What to work on: Identify each line below containing the string "Code" and copy it.

Material for this task:

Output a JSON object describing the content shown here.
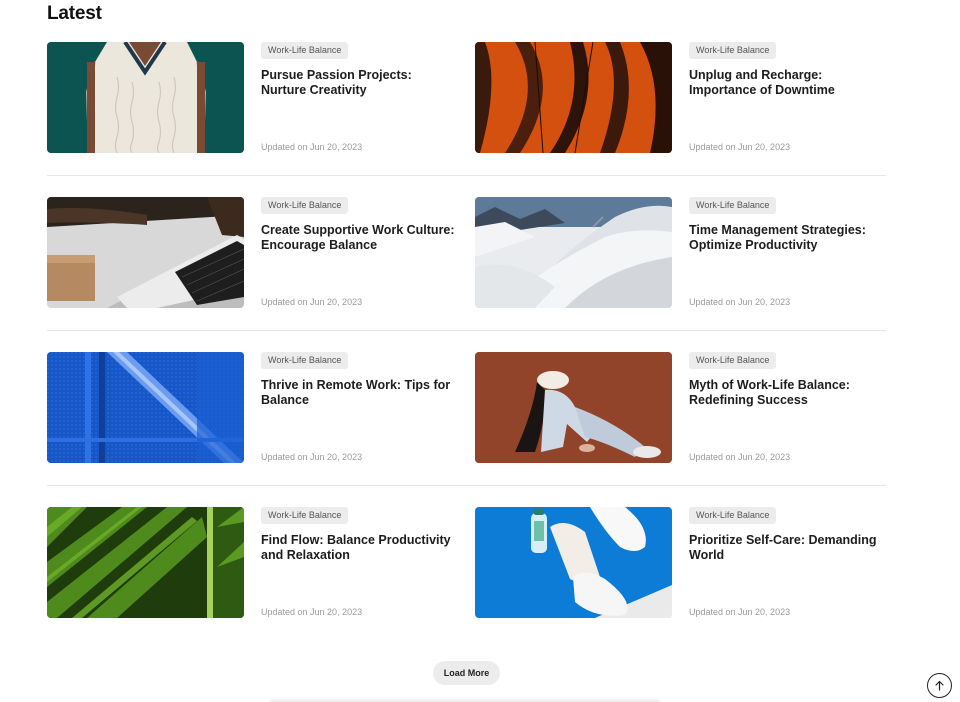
{
  "section_title": "Latest",
  "articles": [
    {
      "tag": "Work-Life Balance",
      "title": "Pursue Passion Projects: Nurture Creativity",
      "date": "Updated on Jun 20, 2023",
      "image": "knit-vest-photo"
    },
    {
      "tag": "Work-Life Balance",
      "title": "Unplug and Recharge: Importance of Downtime",
      "date": "Updated on Jun 20, 2023",
      "image": "orange-leaves-photo"
    },
    {
      "tag": "Work-Life Balance",
      "title": "Create Supportive Work Culture: Encourage Balance",
      "date": "Updated on Jun 20, 2023",
      "image": "laptop-typing-photo"
    },
    {
      "tag": "Work-Life Balance",
      "title": "Time Management Strategies: Optimize Productivity",
      "date": "Updated on Jun 20, 2023",
      "image": "snowy-mountain-photo"
    },
    {
      "tag": "Work-Life Balance",
      "title": "Thrive in Remote Work: Tips for Balance",
      "date": "Updated on Jun 20, 2023",
      "image": "blue-mesh-photo"
    },
    {
      "tag": "Work-Life Balance",
      "title": "Myth of Work-Life Balance: Redefining Success",
      "date": "Updated on Jun 20, 2023",
      "image": "woman-sitting-photo"
    },
    {
      "tag": "Work-Life Balance",
      "title": "Find Flow: Balance Productivity and Relaxation",
      "date": "Updated on Jun 20, 2023",
      "image": "green-leaf-photo"
    },
    {
      "tag": "Work-Life Balance",
      "title": "Prioritize Self-Care: Demanding World",
      "date": "Updated on Jun 20, 2023",
      "image": "sneakers-bottle-photo"
    }
  ],
  "load_more_label": "Load More",
  "icons": {
    "back_to_top": "arrow-up-icon"
  },
  "colors": {
    "tag_bg": "#ececec",
    "divider": "#e6e6e6",
    "date_text": "#9a9a9a"
  }
}
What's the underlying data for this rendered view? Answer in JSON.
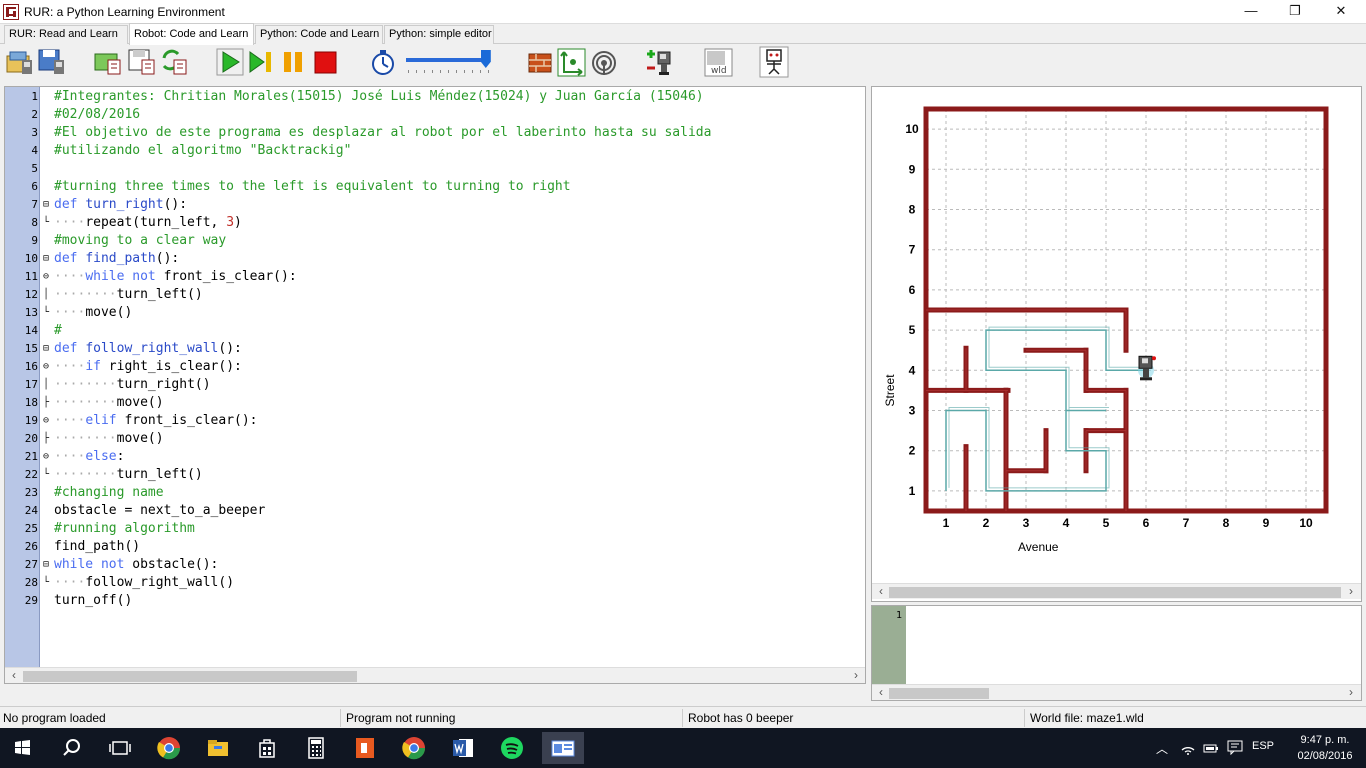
{
  "window": {
    "title": "RUR: a Python Learning Environment",
    "minimize": "—",
    "maximize": "❐",
    "close": "✕"
  },
  "tabs": [
    {
      "label": "RUR: Read and Learn"
    },
    {
      "label": "Robot: Code and Learn"
    },
    {
      "label": "Python: Code and Learn"
    },
    {
      "label": "Python: simple editor"
    }
  ],
  "active_tab": "Robot: Code and Learn",
  "toolbar": {
    "icons": [
      "open-world-icon",
      "save-world-icon",
      "open-program-icon",
      "save-program-icon",
      "reload-program-icon",
      "run-icon",
      "step-icon",
      "pause-icon",
      "stop-icon",
      "timer-icon",
      "speed-slider",
      "walls-icon",
      "resize-world-icon",
      "beepers-icon",
      "add-robot-icon",
      "world-file-icon",
      "robot-icon"
    ],
    "world_file_label": "wld",
    "speed_level": 0.95
  },
  "editor": {
    "lines": [
      {
        "n": "1",
        "fold": "",
        "segs": [
          {
            "t": "#Integrantes: Chritian Morales(15015) José Luis Méndez(15024) y Juan García (15046)",
            "c": "cm"
          }
        ]
      },
      {
        "n": "2",
        "fold": "",
        "segs": [
          {
            "t": "#02/08/2016",
            "c": "cm"
          }
        ]
      },
      {
        "n": "3",
        "fold": "",
        "segs": [
          {
            "t": "#El objetivo de este programa es desplazar al robot por el laberinto hasta su salida",
            "c": "cm"
          }
        ]
      },
      {
        "n": "4",
        "fold": "",
        "segs": [
          {
            "t": "#utilizando el algoritmo \"Backtrackig\"",
            "c": "cm"
          }
        ]
      },
      {
        "n": "5",
        "fold": "",
        "segs": []
      },
      {
        "n": "6",
        "fold": "",
        "segs": [
          {
            "t": "#turning three times to the left is equivalent to turning to right",
            "c": "cm"
          }
        ]
      },
      {
        "n": "7",
        "fold": "⊟",
        "segs": [
          {
            "t": "def ",
            "c": "kw"
          },
          {
            "t": "turn_right",
            "c": "fn"
          },
          {
            "t": "():",
            "c": ""
          }
        ]
      },
      {
        "n": "8",
        "fold": "└",
        "segs": [
          {
            "t": "    ",
            "c": "ws"
          },
          {
            "t": "repeat(turn_left, ",
            "c": ""
          },
          {
            "t": "3",
            "c": "num"
          },
          {
            "t": ")",
            "c": ""
          }
        ]
      },
      {
        "n": "9",
        "fold": "",
        "segs": [
          {
            "t": "#moving to a clear way",
            "c": "cm"
          }
        ]
      },
      {
        "n": "10",
        "fold": "⊟",
        "segs": [
          {
            "t": "def ",
            "c": "kw"
          },
          {
            "t": "find_path",
            "c": "fn"
          },
          {
            "t": "():",
            "c": ""
          }
        ]
      },
      {
        "n": "11",
        "fold": "⊖",
        "segs": [
          {
            "t": "    ",
            "c": "ws"
          },
          {
            "t": "while not ",
            "c": "kw"
          },
          {
            "t": "front_is_clear():",
            "c": ""
          }
        ]
      },
      {
        "n": "12",
        "fold": "│",
        "segs": [
          {
            "t": "        ",
            "c": "ws"
          },
          {
            "t": "turn_left()",
            "c": ""
          }
        ]
      },
      {
        "n": "13",
        "fold": "└",
        "segs": [
          {
            "t": "    ",
            "c": "ws"
          },
          {
            "t": "move()",
            "c": ""
          }
        ]
      },
      {
        "n": "14",
        "fold": "",
        "segs": [
          {
            "t": "#",
            "c": "cm"
          }
        ]
      },
      {
        "n": "15",
        "fold": "⊟",
        "segs": [
          {
            "t": "def ",
            "c": "kw"
          },
          {
            "t": "follow_right_wall",
            "c": "fn"
          },
          {
            "t": "():",
            "c": ""
          }
        ]
      },
      {
        "n": "16",
        "fold": "⊖",
        "segs": [
          {
            "t": "    ",
            "c": "ws"
          },
          {
            "t": "if ",
            "c": "kw"
          },
          {
            "t": "right_is_clear():",
            "c": ""
          }
        ]
      },
      {
        "n": "17",
        "fold": "│",
        "segs": [
          {
            "t": "        ",
            "c": "ws"
          },
          {
            "t": "turn_right()",
            "c": ""
          }
        ]
      },
      {
        "n": "18",
        "fold": "├",
        "segs": [
          {
            "t": "        ",
            "c": "ws"
          },
          {
            "t": "move()",
            "c": ""
          }
        ]
      },
      {
        "n": "19",
        "fold": "⊖",
        "segs": [
          {
            "t": "    ",
            "c": "ws"
          },
          {
            "t": "elif ",
            "c": "kw"
          },
          {
            "t": "front_is_clear():",
            "c": ""
          }
        ]
      },
      {
        "n": "20",
        "fold": "├",
        "segs": [
          {
            "t": "        ",
            "c": "ws"
          },
          {
            "t": "move()",
            "c": ""
          }
        ]
      },
      {
        "n": "21",
        "fold": "⊖",
        "segs": [
          {
            "t": "    ",
            "c": "ws"
          },
          {
            "t": "else",
            "c": "kw"
          },
          {
            "t": ":",
            "c": ""
          }
        ]
      },
      {
        "n": "22",
        "fold": "└",
        "segs": [
          {
            "t": "        ",
            "c": "ws"
          },
          {
            "t": "turn_left()",
            "c": ""
          }
        ]
      },
      {
        "n": "23",
        "fold": "",
        "segs": [
          {
            "t": "#changing name",
            "c": "cm"
          }
        ]
      },
      {
        "n": "24",
        "fold": "",
        "segs": [
          {
            "t": "obstacle = next_to_a_beeper",
            "c": ""
          }
        ]
      },
      {
        "n": "25",
        "fold": "",
        "segs": [
          {
            "t": "#running algorithm",
            "c": "cm"
          }
        ]
      },
      {
        "n": "26",
        "fold": "",
        "segs": [
          {
            "t": "find_path()",
            "c": ""
          }
        ]
      },
      {
        "n": "27",
        "fold": "⊟",
        "segs": [
          {
            "t": "while not ",
            "c": "kw"
          },
          {
            "t": "obstacle():",
            "c": ""
          }
        ]
      },
      {
        "n": "28",
        "fold": "└",
        "segs": [
          {
            "t": "    ",
            "c": "ws"
          },
          {
            "t": "follow_right_wall()",
            "c": ""
          }
        ]
      },
      {
        "n": "29",
        "fold": "",
        "segs": [
          {
            "t": "turn_off()",
            "c": ""
          }
        ]
      }
    ]
  },
  "world": {
    "avenue_label": "Avenue",
    "street_label": "Street",
    "avenues": [
      "1",
      "2",
      "3",
      "4",
      "5",
      "6",
      "7",
      "8",
      "9",
      "10"
    ],
    "streets": [
      "1",
      "2",
      "3",
      "4",
      "5",
      "6",
      "7",
      "8",
      "9",
      "10"
    ],
    "robot": {
      "avenue": 6,
      "street": 4,
      "facing": "east"
    },
    "colors": {
      "wall": "#8b1a1a",
      "trace": "#5aa8a8",
      "grid": "#bbbbbb"
    }
  },
  "output": {
    "line_number": "1"
  },
  "status": {
    "program": "No program loaded",
    "running": "Program not running",
    "beepers": "Robot has 0 beeper",
    "world_file": "World file: maze1.wld"
  },
  "taskbar": {
    "time": "9:47 p. m.",
    "date": "02/08/2016",
    "language": "ESP",
    "apps": [
      "start-icon",
      "search-icon",
      "task-view-icon",
      "chrome-icon",
      "file-explorer-icon",
      "store-icon",
      "calculator-icon",
      "office-icon",
      "chrome-icon",
      "word-icon",
      "spotify-icon",
      "rur-app-icon"
    ]
  }
}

Result for this task:
      "label": "Robot: Code and Learn"
      "label": "Python: Code and Learn"
  "active_tab": "Robot: Code and Learn",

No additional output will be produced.